═════ Information shown ═════
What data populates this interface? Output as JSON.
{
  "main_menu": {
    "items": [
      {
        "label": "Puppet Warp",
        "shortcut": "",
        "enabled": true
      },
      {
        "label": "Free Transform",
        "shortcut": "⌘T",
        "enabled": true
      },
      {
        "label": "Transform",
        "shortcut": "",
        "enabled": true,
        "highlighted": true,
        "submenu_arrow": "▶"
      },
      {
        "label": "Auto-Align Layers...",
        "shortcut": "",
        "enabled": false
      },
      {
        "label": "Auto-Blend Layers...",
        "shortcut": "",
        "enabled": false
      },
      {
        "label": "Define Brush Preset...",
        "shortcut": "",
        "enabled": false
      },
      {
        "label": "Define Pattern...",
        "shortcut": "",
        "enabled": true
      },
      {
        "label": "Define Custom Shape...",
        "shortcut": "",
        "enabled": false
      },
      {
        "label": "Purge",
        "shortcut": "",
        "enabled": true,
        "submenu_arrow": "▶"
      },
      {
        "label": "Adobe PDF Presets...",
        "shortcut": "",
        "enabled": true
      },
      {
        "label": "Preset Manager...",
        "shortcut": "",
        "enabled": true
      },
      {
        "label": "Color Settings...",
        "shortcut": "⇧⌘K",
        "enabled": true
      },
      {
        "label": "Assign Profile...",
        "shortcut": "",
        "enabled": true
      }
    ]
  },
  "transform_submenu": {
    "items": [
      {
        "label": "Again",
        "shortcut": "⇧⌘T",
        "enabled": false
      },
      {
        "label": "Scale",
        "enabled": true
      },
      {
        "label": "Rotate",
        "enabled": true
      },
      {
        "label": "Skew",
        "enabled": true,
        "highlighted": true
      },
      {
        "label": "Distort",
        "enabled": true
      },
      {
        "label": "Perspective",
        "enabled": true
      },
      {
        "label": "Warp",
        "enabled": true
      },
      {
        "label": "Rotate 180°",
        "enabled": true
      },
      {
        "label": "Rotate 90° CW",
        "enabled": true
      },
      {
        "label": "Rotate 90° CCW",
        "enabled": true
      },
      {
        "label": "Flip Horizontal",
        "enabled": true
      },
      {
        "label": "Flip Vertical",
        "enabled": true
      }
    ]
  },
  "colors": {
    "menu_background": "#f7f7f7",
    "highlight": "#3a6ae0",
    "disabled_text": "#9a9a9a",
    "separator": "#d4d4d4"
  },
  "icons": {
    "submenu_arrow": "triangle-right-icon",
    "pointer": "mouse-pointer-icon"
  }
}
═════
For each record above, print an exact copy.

- Solution to the problem
What data populates this interface? Output as JSON.
{
  "main_menu": {
    "items": [
      {
        "label": "Puppet Warp",
        "shortcut": "",
        "enabled": true
      },
      {
        "label": "Free Transform",
        "shortcut": "⌘T",
        "enabled": true
      },
      {
        "label": "Transform",
        "shortcut": "",
        "enabled": true,
        "highlighted": true,
        "submenu_arrow": "▶"
      },
      {
        "label": "Auto-Align Layers...",
        "shortcut": "",
        "enabled": false
      },
      {
        "label": "Auto-Blend Layers...",
        "shortcut": "",
        "enabled": false
      },
      {
        "label": "Define Brush Preset...",
        "shortcut": "",
        "enabled": false
      },
      {
        "label": "Define Pattern...",
        "shortcut": "",
        "enabled": true
      },
      {
        "label": "Define Custom Shape...",
        "shortcut": "",
        "enabled": false
      },
      {
        "label": "Purge",
        "shortcut": "",
        "enabled": true,
        "submenu_arrow": "▶"
      },
      {
        "label": "Adobe PDF Presets...",
        "shortcut": "",
        "enabled": true
      },
      {
        "label": "Preset Manager...",
        "shortcut": "",
        "enabled": true
      },
      {
        "label": "Color Settings...",
        "shortcut": "⇧⌘K",
        "enabled": true
      },
      {
        "label": "Assign Profile...",
        "shortcut": "",
        "enabled": true
      }
    ]
  },
  "transform_submenu": {
    "items": [
      {
        "label": "Again",
        "shortcut": "⇧⌘T",
        "enabled": false
      },
      {
        "label": "Scale",
        "enabled": true
      },
      {
        "label": "Rotate",
        "enabled": true
      },
      {
        "label": "Skew",
        "enabled": true,
        "highlighted": true
      },
      {
        "label": "Distort",
        "enabled": true
      },
      {
        "label": "Perspective",
        "enabled": true
      },
      {
        "label": "Warp",
        "enabled": true
      },
      {
        "label": "Rotate 180°",
        "enabled": true
      },
      {
        "label": "Rotate 90° CW",
        "enabled": true
      },
      {
        "label": "Rotate 90° CCW",
        "enabled": true
      },
      {
        "label": "Flip Horizontal",
        "enabled": true
      },
      {
        "label": "Flip Vertical",
        "enabled": true
      }
    ]
  },
  "colors": {
    "menu_background": "#f7f7f7",
    "highlight": "#3a6ae0",
    "disabled_text": "#9a9a9a",
    "separator": "#d4d4d4"
  },
  "icons": {
    "submenu_arrow": "triangle-right-icon",
    "pointer": "mouse-pointer-icon"
  }
}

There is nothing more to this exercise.